A big payoff for an easy job, even if it stretches the law to the breaking point? Too good to be true? Of course it is. And what makes it even worse for P.I. Varian Pike is that he has a new partner, a young fast-talking, Walt Whitman quoting, Samurai loving, doo-wop singing ex-con Ronnie Hayes aka Fly who is also a member of the notorious Vagabond Jesters. Asked to steal x-rated photos from a tabloid reporter, Pike lets Fly handle the break-in. But it is a set up. No sexy pictures. Just the body of a dead reporter inside the house. And the sound of rapidly approaching sirens. Pike has often played loose with the rules, but not like this. He doesn’t have much of a code, especially one as elaborate as the Samurai code, but he just won’t turn his back on a friend or a partner. Pike goes to extremes to keep Fly out of jail and to answer two big questions: Who wanted the writer for Top Secret dead? And who wanted to set Varian Pike up to take the fall?
As Pike begins to dig, the trail leads to a secretive investment company that claims consistently unrealistic returns. Pike suspects that the reporter was killed because he had uncovered something like a Ponzi scheme. Instead he finds an investor with a legitimate scheme for beating the market who desperately wants to protect his brilliant idea. Already entangled with the mob, he can’t risk public exposure.
Caught between the investor and his army and his mob-connected allies, Pike and Fly dance a dangerous dance trying to avoid them. And then there are the cops led by a corrupt detective who wants Fly to fry for murder. It seems that everybody wants Fly to take the fall.

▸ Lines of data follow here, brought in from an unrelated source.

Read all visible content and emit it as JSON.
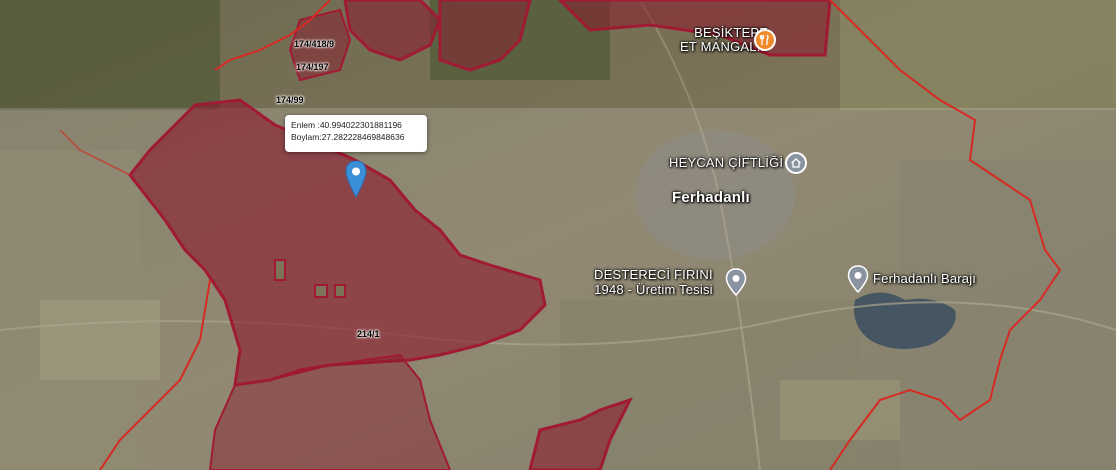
{
  "map": {
    "colors": {
      "parcel_fill": "#8a1c2e",
      "parcel_border": "#a01a33",
      "boundary_line": "#d62a22",
      "poi_orange": "#f28a2e",
      "poi_gray": "#8a94a0",
      "marker_blue": "#3b8fd9"
    }
  },
  "popup": {
    "lat_label": "Enlem",
    "lat_value": "40.994022301881196",
    "lon_label": "Boylam",
    "lon_value": "27.282228469848636",
    "lat_line": "Enlem :40.994022301881196",
    "lon_line": "Boylam:27.282228469848636"
  },
  "places": {
    "town": "Ferhadanlı",
    "restaurant_line1": "BEŞİKTEPE",
    "restaurant_line2": "ET MANGAL...",
    "farm": "HEYCAN ÇİFTLİĞİ",
    "bakery_line1": "DESTERECİ FIRINI",
    "bakery_line2": "1948 - Üretim Tesisi",
    "dam": "Ferhadanlı Barajı"
  },
  "parcels": {
    "p1": "174/418/9",
    "p2": "174/197",
    "p3": "174/99",
    "p4": "214/1"
  },
  "icons": {
    "restaurant": "fork-knife-icon",
    "farm": "house-icon",
    "bakery": "pin-icon",
    "dam": "pin-icon",
    "marker": "location-marker-icon"
  }
}
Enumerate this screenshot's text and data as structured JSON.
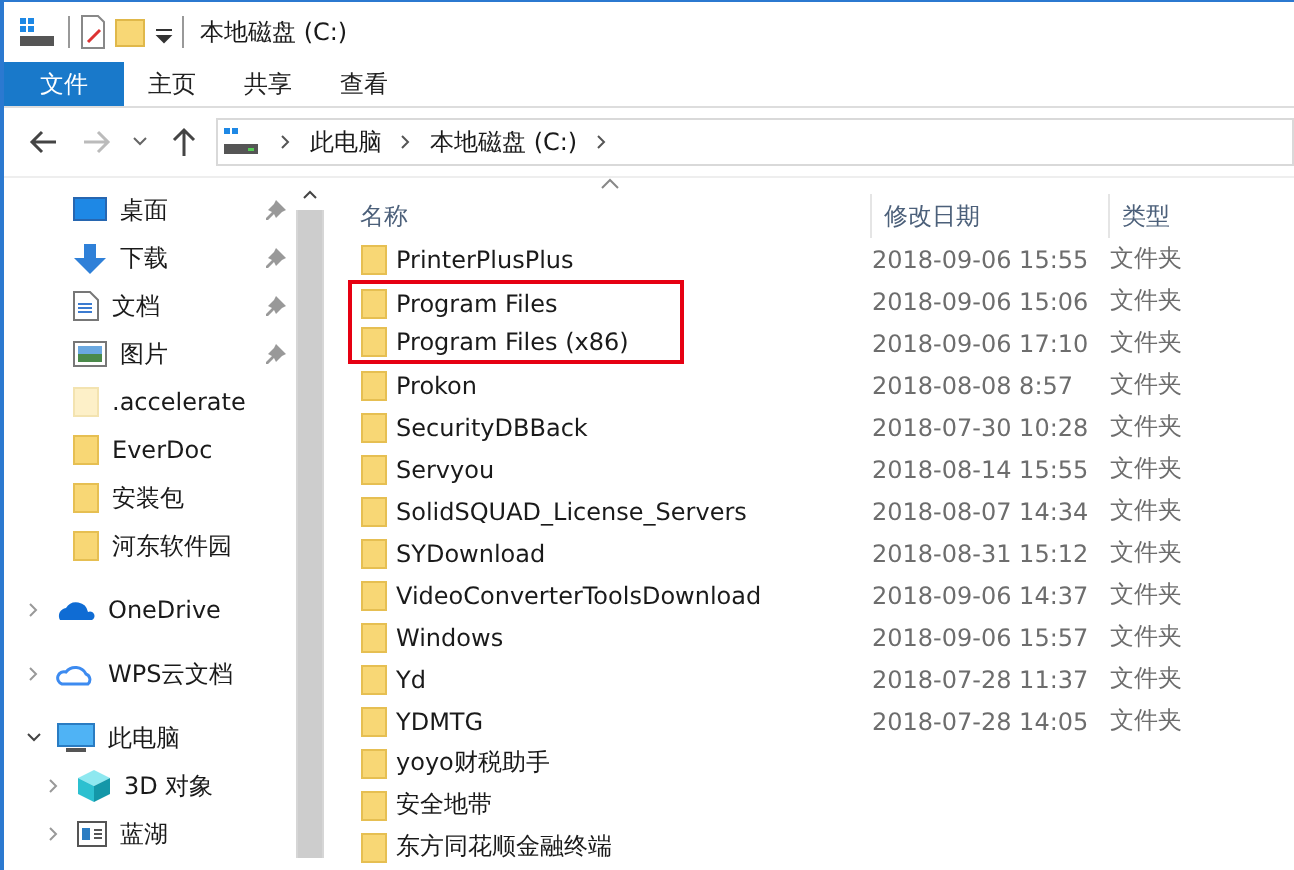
{
  "window": {
    "title": "本地磁盘 (C:)"
  },
  "ribbon_tabs": [
    {
      "label": "文件",
      "kind": "file",
      "selected": false
    },
    {
      "label": "主页",
      "kind": "tab",
      "selected": false
    },
    {
      "label": "共享",
      "kind": "tab",
      "selected": false
    },
    {
      "label": "查看",
      "kind": "tab",
      "selected": false
    }
  ],
  "address": {
    "segments": [
      "此电脑",
      "本地磁盘 (C:)"
    ]
  },
  "sidebar": {
    "items": [
      {
        "label": "桌面",
        "kind": "pinned"
      },
      {
        "label": "下载",
        "kind": "pinned"
      },
      {
        "label": "文档",
        "kind": "pinned"
      },
      {
        "label": "图片",
        "kind": "pinned"
      },
      {
        "label": ".accelerate",
        "kind": "folder",
        "faded": true
      },
      {
        "label": "EverDoc",
        "kind": "folder",
        "faded": false
      },
      {
        "label": "安装包",
        "kind": "folder",
        "faded": false
      },
      {
        "label": "河东软件园",
        "kind": "folder",
        "faded": false
      },
      {
        "label": "OneDrive",
        "kind": "root",
        "expanded": false
      },
      {
        "label": "WPS云文档",
        "kind": "root",
        "expanded": false
      },
      {
        "label": "此电脑",
        "kind": "root",
        "expanded": true
      },
      {
        "label": "3D 对象",
        "kind": "child",
        "expanded": false
      },
      {
        "label": "蓝湖",
        "kind": "child",
        "expanded": false
      }
    ]
  },
  "table": {
    "columns": [
      "名称",
      "修改日期",
      "类型"
    ],
    "rows": [
      {
        "name": "PrinterPlusPlus",
        "date": "2018-09-06 15:55",
        "type": "文件夹",
        "boxed": false
      },
      {
        "name": "Program Files",
        "date": "2018-09-06 15:06",
        "type": "文件夹",
        "boxed": true
      },
      {
        "name": "Program Files (x86)",
        "date": "2018-09-06 17:10",
        "type": "文件夹",
        "boxed": true
      },
      {
        "name": "Prokon",
        "date": "2018-08-08 8:57",
        "type": "文件夹",
        "boxed": false
      },
      {
        "name": "SecurityDBBack",
        "date": "2018-07-30 10:28",
        "type": "文件夹",
        "boxed": false
      },
      {
        "name": "Servyou",
        "date": "2018-08-14 15:55",
        "type": "文件夹",
        "boxed": false
      },
      {
        "name": "SolidSQUAD_License_Servers",
        "date": "2018-08-07 14:34",
        "type": "文件夹",
        "boxed": false
      },
      {
        "name": "SYDownload",
        "date": "2018-08-31 15:12",
        "type": "文件夹",
        "boxed": false
      },
      {
        "name": "VideoConverterToolsDownload",
        "date": "2018-09-06 14:37",
        "type": "文件夹",
        "boxed": false
      },
      {
        "name": "Windows",
        "date": "2018-09-06 15:57",
        "type": "文件夹",
        "boxed": false
      },
      {
        "name": "Yd",
        "date": "2018-07-28 11:37",
        "type": "文件夹",
        "boxed": false
      },
      {
        "name": "YDMTG",
        "date": "2018-07-28 14:05",
        "type": "文件夹",
        "boxed": false
      },
      {
        "name": "yoyo财税助手",
        "boxed": false
      },
      {
        "name": "安全地带",
        "boxed": false
      },
      {
        "name": "东方同花顺金融终端",
        "boxed": false
      }
    ]
  }
}
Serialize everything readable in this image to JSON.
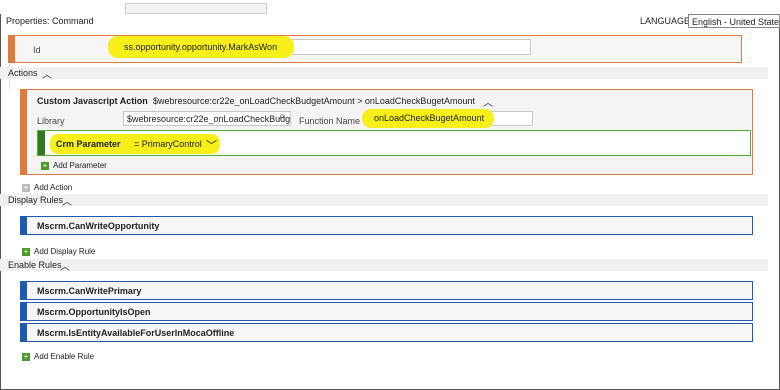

And for Varian to die. Bodies begin to add up.
After some clever maneuvers Pike figures out how to pit his enemies against each other. The result is the “Greenwich Massacre” that he engineers with some help from the Vagabond Jesters. Just when it seems like the story is over with Pike and Fly and the Jesters out of danger and free of threats, two Jesters tell Pike that Fly has been kidnapped by a gangster who blames Pike for costing him a lot of money. He uses Fly to lure Pike into a trap. Pike manages to rescue Fly and take care of his enemies. Pike creates a plausible enough story to keep the police at bay. Fly decides that it is time to live out his dream and head for the West Coast where “a new scene is happening.” Pike finds that he has just about used up all his markers in town and heads west himself, but with no real destination. He ends up in the middle of Ohio staring at an empty road.